The second discovery represents a triumph for “targeted” therapy. As the gene BRAF, was recognized to be mutated in the majority of melanoma patients, drugs were developed to turn off this important pathway. Unfortunately, the first generation BRAF inhibitor sorafenib, could not shut down what proved to be the most common variant of the BRAF mutation, known as V600E.

To the rescue came a compound now known as vemurafenib. By turning off the V600E signal, those patients with this specific mutation (about 60 percent) responded dramatically.

While both these discoveries are meritorious, the responses in most patients unfortunately have not been very durable, with relapses generally occurring months or the first year after starting therapy. Interestingly, secondary pathways, like N-RAS and C-RAF, may step to the fore and overtake the effect of the BRAF inhibition. This offers hope that third generation small molecules will address these resistant clones.

In our laboratory, we are currently examining small molecules that inhibit the RAS and other pathways to determine whether new strategies may overcome these resistance mechanisms in melanoma. As a proof of concept, these reports from ASCO establish that the era of targeted therapy in melanoma is here.

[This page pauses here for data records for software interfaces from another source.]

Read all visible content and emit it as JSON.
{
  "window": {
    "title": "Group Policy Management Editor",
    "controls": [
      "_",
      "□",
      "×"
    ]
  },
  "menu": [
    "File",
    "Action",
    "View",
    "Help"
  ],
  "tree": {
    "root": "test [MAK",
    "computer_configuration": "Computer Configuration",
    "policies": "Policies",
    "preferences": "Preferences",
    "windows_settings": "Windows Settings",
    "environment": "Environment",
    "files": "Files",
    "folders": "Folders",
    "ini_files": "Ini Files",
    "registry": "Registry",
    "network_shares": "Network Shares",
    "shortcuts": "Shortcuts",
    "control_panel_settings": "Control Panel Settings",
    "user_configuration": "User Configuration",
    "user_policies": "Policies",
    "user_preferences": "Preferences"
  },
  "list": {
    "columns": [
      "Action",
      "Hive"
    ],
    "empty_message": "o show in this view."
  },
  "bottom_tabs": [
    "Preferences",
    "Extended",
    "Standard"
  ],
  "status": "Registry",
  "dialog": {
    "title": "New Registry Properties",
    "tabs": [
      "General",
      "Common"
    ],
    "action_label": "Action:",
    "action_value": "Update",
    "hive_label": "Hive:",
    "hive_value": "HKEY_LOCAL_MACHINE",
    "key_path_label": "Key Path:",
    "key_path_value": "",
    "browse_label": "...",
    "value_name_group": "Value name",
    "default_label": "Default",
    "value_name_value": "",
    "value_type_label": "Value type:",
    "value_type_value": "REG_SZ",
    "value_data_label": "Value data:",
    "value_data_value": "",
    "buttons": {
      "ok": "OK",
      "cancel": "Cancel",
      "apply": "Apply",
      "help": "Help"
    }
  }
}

National Cancer Institute Stops Gene-based Clinical Trials – Part 2

Last week we discussed the National Cancer Institute’s suspension of three ongoing clinical trails using genomic platforms to select therapies for cancer patients. This week, we seek to answer the question: What went wrong?

The simple answer is that cancer isn’t simple.

Cancer dynamics are not linear. Cancer biology does not conform to the dictates of molecular biologists. Once again, we are forced to confront the realization that genotype does not equal phenotype.

In a nutshell, cancer cells utilize cross talk and redundancy to circumvent therapies. They back up, zig-zag and move in reverse, regardless of what the sign posts say. Using genomic signatures to predict response is like saying that Dr. Seuss and Shakespeare are truly the same because they use the same words. The building blocks of human biology are carefully construed into the complexities that we recognize as human beings. However appealing gene profiling may appear to those engaged in this field (such as Response Genetics, Caris, the group from Duke and many others) it will be years, perhaps decades, before these profiles can approximate the vagaries of human cancer.

Functional analyses like the EVA-PCD platform, which measure biological signals rather than DNA indicators, will continue to provide clinically validated information and play an important role in cancer drug selection. The data that support functional analyses is demonstrably greater and more compelling than any data currently generated from DNA analyses.

National Cancer Institute Stops Gene-based Clinical Trials – Part 1

In prior posts we have discussed the clinical potential of genomic profiling for the selection of chemotherapeutics. Although, genomic analyses offer many insights, we described the limitations of these platforms. A recent report in the national media gives further credence to our position.

On July 22 and 23, 2010, the National Cancer Institute suspended two lung cancer and one breast cancer clinical trial that used genomic profiling to select active treatments for patients. The technique applied was developed at Duke University and reported, to much fanfare, in Lancet Oncology in 2007. The rather stunning success reported in this and related articles by the investigators from Duke, lead to a widespread belief that gene profiles would select active therapies for patients.

The first chink in the armor of this argument came when scientific reviewers issued an “expression of concern” regarding the validity of the method. Further analyses revealed evidence that the technologies for the prediction of response in individual patients could not be reproduced. As the reviewers stated, “The scientific community should be able to replicate the results with the reported data available.” They continued, “Having tried, we can confidently state that this is not yet true.” The NCI convened a group of 31 scientists, who concluded, “It is absolutely premature to use these prediction models to influence the therapeutic options open to cancer patients.”

Next week we’ll explore what went wrong with these seemingly promising trials.